Adi Shankaracharya was possibly one of the greatest saints of his time. He became a monk at very young age. One day he went for begging food, as it was the custom, and arrived at the hut of a very poor Brahmin woman. The woman had no food at home except an Amla fruit (gooseberry). She gave this fruit to Adi Shankara without any hesitation. Sri Shankara was deeply touched at the plight of the woman and her generosity. He was so much moved by her poverty that he extemporaneously composed and sang the Kanakadhara Stotram in front of the woman’s hut. He prayed Goddess Mahalakshmi to bless the poor women by driving her poverty and grant her riches. This prayer instantly invoked the Mahalakshmi. She told him that the lady had not done any good deeds in her previous birth. So she doesn’t deserve riches and is destined to suffer in poverty. Shankara accepted that the poor lady didn’t do any good deeds in previous birth. He told Mahalakshmi that she has such a kind heart in this birth that in spite of being poor, she gave this little amla fruit to him. He further requested the Goddess that this good deed alone is enough to bless her with More >
He is a millionaire but he still walks without sandals. He was born poor but the world’s richest people also feel jealous looking at his lavish cars. He is old but still loves the natural beauty of a woman. He is an artist who never complained that his art ever got discouraged. He represents creativity. He expresses the art in a modern way in Indian style. He was also controversial due to his paintings. He is popularly known as the ‘Picasso of India’. M.F. Husain was among the earliest Indian painters to command huge price at international auctions for his paintings.
Maqbool Fida Husain was born on September 17th, 1915 in a village in Maharashtra, India. M.F. Husain started his career as movie billboard artist and soon climbed the ladder to fame in the Indian art field. Husain began gaining international attention in the late 1940s. He is not just a painter. He produced and directed some films as well. In 1967 he made his first film, ‘Through the Eyes of a Painter’. This film was shown at the Berlin Film Festival and won a Golden Bear. He produced a film ‘Gaja Gamini’ with Madhuri Dixit and made’ Meenaxi- A Tale of Three Cities’ with Tabu More >
Aesthetic Kamala Lakshman is still remembered by the audience of the ’50s and ’60s for her great dance performances in Hindi, Tamil and Telugu movies. Kamala, the artiste, is worthy of emulation for aspiring dancers. She was adept at Hindustani and Carnatic music, a dancer par excellence with charm and beauty to match. Kamala is famous for her stamina and for holding a pose for a considerable time. Kamala was a dancing prodigy since her childhood and one of the most accomplished Bharata Natyam dancers in her days and become a synonym with Bharata Natyam.
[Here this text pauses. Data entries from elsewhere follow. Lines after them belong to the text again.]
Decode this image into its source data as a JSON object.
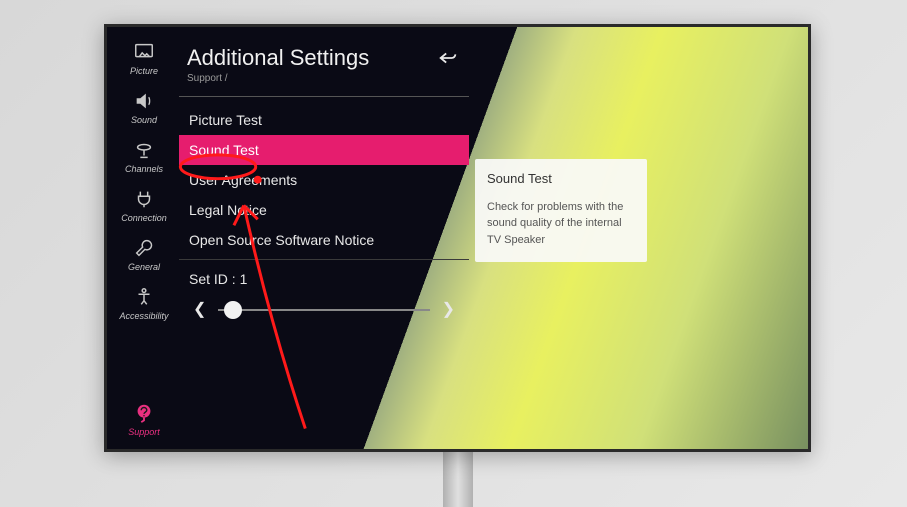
{
  "sidebar": {
    "items": [
      {
        "label": "Picture"
      },
      {
        "label": "Sound"
      },
      {
        "label": "Channels"
      },
      {
        "label": "Connection"
      },
      {
        "label": "General"
      },
      {
        "label": "Accessibility"
      }
    ],
    "footer": {
      "label": "Support"
    }
  },
  "header": {
    "title": "Additional Settings",
    "breadcrumb": "Support /"
  },
  "menu": {
    "items": [
      {
        "label": "Picture Test"
      },
      {
        "label": "Sound Test"
      },
      {
        "label": "User Agreements"
      },
      {
        "label": "Legal Notice"
      },
      {
        "label": "Open Source Software Notice"
      },
      {
        "label": "Set ID : 1"
      }
    ],
    "selected_index": 1
  },
  "tooltip": {
    "title": "Sound Test",
    "body": "Check for problems with the sound quality of the internal TV Speaker"
  },
  "colors": {
    "accent": "#e61d6e"
  }
}
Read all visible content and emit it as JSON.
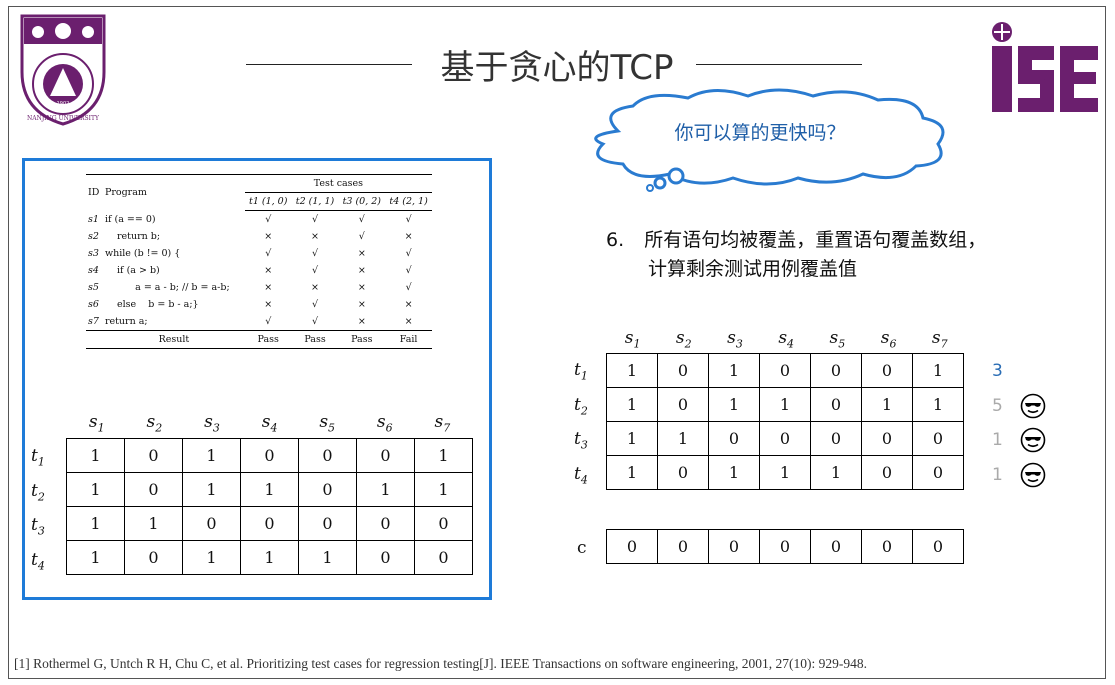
{
  "title": "基于贪心的TCP",
  "cloud_text": "你可以算的更快吗？",
  "note_number": "6.",
  "note_line1": "所有语句均被覆盖，重置语句覆盖数组，",
  "note_line2": "计算剩余测试用例覆盖值",
  "nju_logo": {
    "year": "1902",
    "text": "NANJING UNIVERSITY"
  },
  "ise_logo": {
    "text": "iSE",
    "color": "#6b1f6e"
  },
  "paper_table": {
    "headers": {
      "id": "ID",
      "program": "Program",
      "test_cases": "Test cases"
    },
    "test_cases": [
      "t1 (1, 0)",
      "t2 (1, 1)",
      "t3 (0, 2)",
      "t4 (2, 1)"
    ],
    "rows": [
      {
        "id": "s1",
        "program": "if (a == 0)",
        "marks": [
          "√",
          "√",
          "√",
          "√"
        ]
      },
      {
        "id": "s2",
        "program": "return b;",
        "marks": [
          "×",
          "×",
          "√",
          "×"
        ]
      },
      {
        "id": "s3",
        "program": "while (b != 0) {",
        "marks": [
          "√",
          "√",
          "×",
          "√"
        ]
      },
      {
        "id": "s4",
        "program": "if (a > b)",
        "marks": [
          "×",
          "√",
          "×",
          "√"
        ]
      },
      {
        "id": "s5",
        "program": "a = a - b; // b = a-b;",
        "marks": [
          "×",
          "×",
          "×",
          "√"
        ]
      },
      {
        "id": "s6",
        "program": "else    b = b - a;}",
        "marks": [
          "×",
          "√",
          "×",
          "×"
        ]
      },
      {
        "id": "s7",
        "program": "return a;",
        "marks": [
          "√",
          "√",
          "×",
          "×"
        ]
      }
    ],
    "result_label": "Result",
    "results": [
      "Pass",
      "Pass",
      "Pass",
      "Fail"
    ]
  },
  "matrix_cols": [
    "s1",
    "s2",
    "s3",
    "s4",
    "s5",
    "s6",
    "s7"
  ],
  "matrix_rows": [
    "t1",
    "t2",
    "t3",
    "t4"
  ],
  "left_matrix": [
    [
      1,
      0,
      1,
      0,
      0,
      0,
      1
    ],
    [
      1,
      0,
      1,
      1,
      0,
      1,
      1
    ],
    [
      1,
      1,
      0,
      0,
      0,
      0,
      0
    ],
    [
      1,
      0,
      1,
      1,
      1,
      0,
      0
    ]
  ],
  "right_matrix": [
    [
      1,
      0,
      1,
      0,
      0,
      0,
      1
    ],
    [
      1,
      0,
      1,
      1,
      0,
      1,
      1
    ],
    [
      1,
      1,
      0,
      0,
      0,
      0,
      0
    ],
    [
      1,
      0,
      1,
      1,
      1,
      0,
      0
    ]
  ],
  "scores": [
    {
      "value": "3",
      "color": "#2a6db5",
      "smiley": false
    },
    {
      "value": "5",
      "color": "#aaaaaa",
      "smiley": true
    },
    {
      "value": "1",
      "color": "#aaaaaa",
      "smiley": true
    },
    {
      "value": "1",
      "color": "#aaaaaa",
      "smiley": true
    }
  ],
  "c_label": "c",
  "c_array": [
    0,
    0,
    0,
    0,
    0,
    0,
    0
  ],
  "reference": "[1] Rothermel G, Untch R H, Chu C, et al. Prioritizing test cases for regression testing[J]. IEEE Transactions on software engineering, 2001, 27(10): 929-948."
}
Kamala was born on 16th Jun 1934 in ‘Mayuram’ near Kaveri river bank in Tamilnadu. Her parents were Rajam and Rama Murthy Iyer. Her mother was in love with dance and music and learnt music from the famous singer K.B.Sundarambal. Kamala’s mother was very much in love with dance more than music but her family traditions and customs didn’t allow her to learn dancing. Kamala’s parents desired to see her as an artiste and came to Mumbai when Kamala was 3 years old. Kamala started to learn Kathak dance from Pandit Lachu Maharaj when she was three and half years old.
Once Central Studio owner Chandulal Shah saw her dance and made an agreement with More >